Effective internal auditors are working to improve their alignment with organizational strategies and risk management, according to a new survey. We are seeing many IA functions move away from compliance activities which often becomes a department in itself, with forward thinking, risk and commercially focussed IA functions requiring a broader more flexible skillset........
(Report originally published on financialexecutives.org 09/07/15)
Effective internal auditors are working to improve their alignment with organizational strategies and risk management, according to a new survey.
“Driving Success in a Changing World,” released this week by the IIA Research Foundation, identified the need to develop forward-looking risk management practices, align the internal audit function with strategic plans, and improving stakeholder communications as among the leading imperatives for internal auditors.
The study says a strong internal audit function has an opportunity to increase its value by helping line-of-business leaders address fast-moving strategic, technological and regulatory risks.
“Internal audit needs to demonstrate its willingness and ability to overcome the new challenges posed by today’s dynamic business environment,” said IIA President and CEO Richard F. Chambers. “The tools, techniques and insights provided by the 10 Imperatives report provide a strong foundation for getting started.”
One of the key imperatives identified by the IIA report is understanding how risks such as geopolitical events, environmental change and rapid advances in technology can affect an organization.

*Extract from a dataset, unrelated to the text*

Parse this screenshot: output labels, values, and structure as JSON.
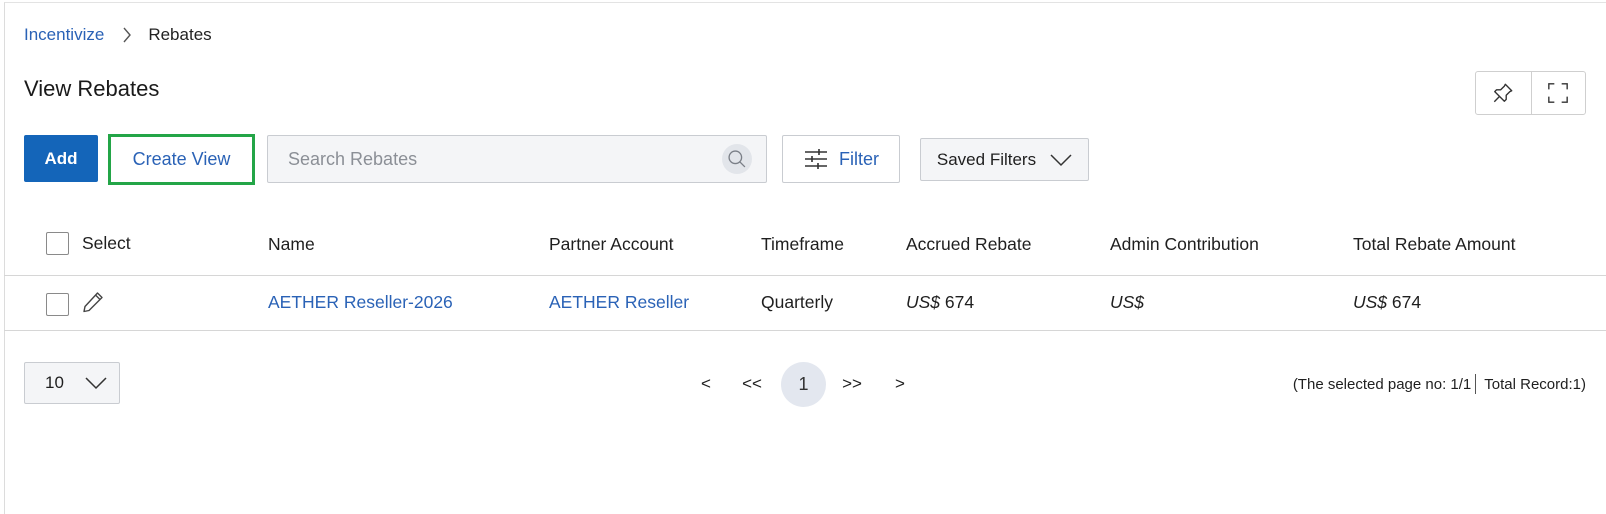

In the study, chief audit executives (CAEs) said operational risks stemming from these challenges, cited by 72 percent of respondents, will represent the area receiving the greatest amount of their attention. Operational risks were followed by strategic business risks (70 percent) and compliance and regulatory risks (62 percent).
According to the study, the organization’s strategic initiatives and the resulting risks should provide a basis for its annual audit plan. To provide effective support, internal auditors should understand not only strategic, legal and compliance risks, but also the organization’s industry and the trends shaping organizational decisions and performance.
“Internal audit leaders need to do more to educate their teams about the organizations in which they operate,” the study says. “Individual auditors can act to acquire industry specific certifications to enhance their understanding of the business and to help build personal credibility with management.”
In many organizations, though, strong alignment with business units remains aspirational. Half of the survey respondents (57 percent) say their internal audit departments are fully or mostly aligned with the organization’s strategic plan. And despite the dynamic nature of evolving risks, only about a third of the respondents say they update their annual audit plan three or more times a year.
Another key aspect of an effective internal audit function cited by the survey is consistent communication with audit committee members and business unit leaders.
In the survey, 89 percent of CAES based in North America say they have active relationships with their audit committees, compared with 79 percent in the global average. In addition to formal meetings with the audit committee, CAEs said they often provide behind-the-scenes advice to audit committee members and other stakeholders to keep them up-to-date and to better understand their concerns.
The study said this type of informal communication provides a helpful way for internal auditors to enhance their credibility, develop effective business awareness, and adopt a pragmatic approach to their work.